GOLD LOCATIONS IN South Carolina
Gold Panning and Prospecting in South Carolina
Gold was first discovered in the Greenville district around 1802. The state's first recorded shipment of gold to the US mint was from a Lancaster Placer Mine in 1829.
While many counties have gold occurrences, lode gold is usually found in two major belts of metamorphic rock containing sericite, schist, and phyllite.
Carolina Slate Belt - Containing the state's most well-known gold producing areas, is a series of rock formations running NE from Union and Anston Counties in South Carolina to Person and Granville Counties in Virginia. In South Carolina, gold mostly occurs in Lancaster and Chesterfield Counties.
Kings Mountain Belt - Narrow belt running NE from Abbeville County and McCormick Counties to Cherokee and York Counties. Kings Mountain mine in North Carolina was the largest producer within this belt.
The Carolina slate belt and major gold mines (modified from Hatcher and Butler, 1979).
A placer deposit is a concentration of a natural material that has accumulated in unconsolidated sediments of a stream bed, beach, or residual deposit. Gold derived by weathering or other process from lode deposits is likely to accumulate in placer deposits because of its weight and resistance to corrosion. In addition, its characteristically sun-yellow color makes it easily and quickly recognizable even in very small quantities.
The gold pan or miner's pan is a shallow sheet-iron vessel with sloping sides and flat bottom used to wash gold-bearing gravel or other material containing heavy minerals. The process of washing material in a pan, referred to as "panning," is the simplest, most commonly used, and least expensive method for a prospector to separate gold from the silt, sand, and gravel of the stream deposits. It is a tedious, back-breaking job and only with practice does one become proficient in the operation. Thankfully, technology finally caught up with our gold fever and brought us metal detectors!

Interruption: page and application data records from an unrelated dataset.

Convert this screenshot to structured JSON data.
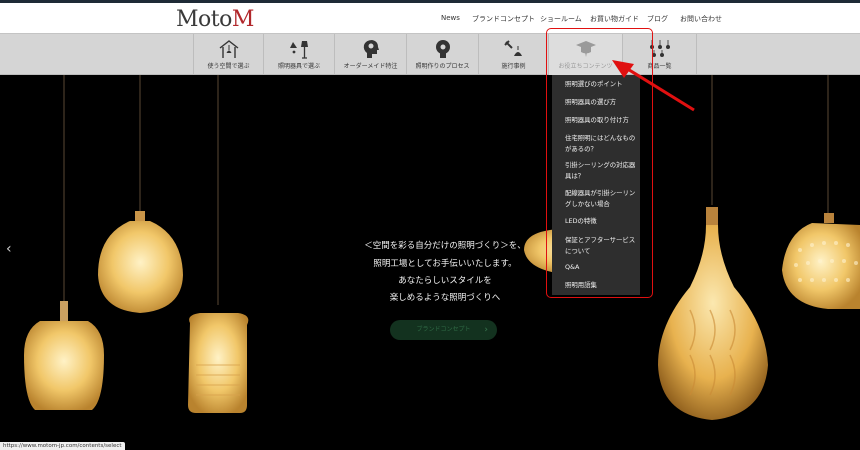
{
  "logo": {
    "text_a": "Moto",
    "text_b": "M"
  },
  "top_nav": [
    {
      "label": "News"
    },
    {
      "label": "ブランドコンセプト"
    },
    {
      "label": "ショールーム"
    },
    {
      "label": "お買い物ガイド"
    },
    {
      "label": "ブログ"
    },
    {
      "label": "お問い合わせ"
    }
  ],
  "categories": [
    {
      "label": "使う空間で選ぶ",
      "icon": "house-lamp-icon"
    },
    {
      "label": "照明器具で選ぶ",
      "icon": "lamp-set-icon"
    },
    {
      "label": "オーダーメイド特注",
      "icon": "head-bulb-icon"
    },
    {
      "label": "照明作りのプロセス",
      "icon": "bulb-gear-icon"
    },
    {
      "label": "施行事例",
      "icon": "hammer-lamp-icon"
    },
    {
      "label": "お役立ちコンテンツ",
      "icon": "graduation-cap-icon"
    },
    {
      "label": "商品一覧",
      "icon": "pendant-grid-icon"
    }
  ],
  "dropdown": {
    "items": [
      {
        "label": "照明選びのポイント"
      },
      {
        "label": "照明器具の選び方"
      },
      {
        "label": "照明器具の取り付け方"
      },
      {
        "label": "住宅照明にはどんなものがあるの？"
      },
      {
        "label": "引掛シーリングの対応器具は？"
      },
      {
        "label": "配線器具が引掛シーリングしかない場合"
      },
      {
        "label": "LEDの特徴"
      },
      {
        "label": "保証とアフターサービスについて"
      },
      {
        "label": "Q&A"
      },
      {
        "label": "照明用語集"
      }
    ]
  },
  "hero": {
    "lines": [
      "＜空間を彩る自分だけの照明づくり＞を、",
      "照明工場としてお手伝いいたします。",
      "あなたらしいスタイルを",
      "楽しめるような照明づくりへ"
    ],
    "cta_label": "ブランドコンセプト",
    "cta_arrow": "›",
    "prev_arrow": "‹"
  },
  "status_bar": {
    "url": "https://www.motom-jp.com/contents/select"
  },
  "colors": {
    "accent_red": "#e01010",
    "brand_red": "#b1272b",
    "dropdown_bg": "#2e2e2e",
    "cta_bg": "#13321f"
  }
}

Most of South Carolina's early production was from placer deposits, with the most productive being the Tanyard Pit and Brewer Mine (1.5 miles west of Jefferson). The Martin Mine (1 mile west of Smyrna) has also produced a considerable amount of placer gold. In fact, a gold nugget weighing 27 pounds was recovered in a field just north of this mine in the 1890s.
You can always ask for permission to hunt on any private property, but there may also be several places you can pan and metal detect in public access areas. Lands offering some great potential may be controlled by the National Forest Service. Contact the local Local Forest Ranger for more information including maps, regulations, and mineral rights. Permission and permits may be required for related activities.
South Carolina's largest gold producing counties are: Cherokee, Chesterfield, Greenville, Lancaster, Oconee, Pickins, Spartanville, Union, and York.
RELICS, COINS, & JEWELRY
South Carolina has a rich history of early settlements and Civil War battlefields - the perfect combination for an energetic relic hunter! Here's a few more ideas to get you started:
Schools and College Campuses
Parks / Playgrounds / Picnic Areas
Foundations, Wells, and Cellar Holes of Old Churches or Houses
Downtown Construction Sites
Swimming Holes, Beaches, and Natural Springs
Camp Grounds, Boy Scout Camps, WPA Camps, and Mining Camps
Rodeo Arenas, Riding Stables, and Race Tracks
Old Fair and Carnival Locations
Old Town Dumpsites
As in other areas of the US, there are several tales of lost treasure in South Carolina concerning caches buried for safety. In many of these stories, people either died or forgot where they buried the stash. Contributing factors include:
1. Fear of Sherman's "foraging" troops during the March to the Sea
2. Distrust of banks during the Great Depression.
Most treasure stories relating to this state concern pirate loot, such as treasure hidden at the appropriately named Pirate House on Church Street, Charleston; the site of old Fort Randall; Tilghman's Point on Little River; and Murrell's Inlet in Georgetown County.
These excerpts are a sampling from American Coin Treasures and Hoards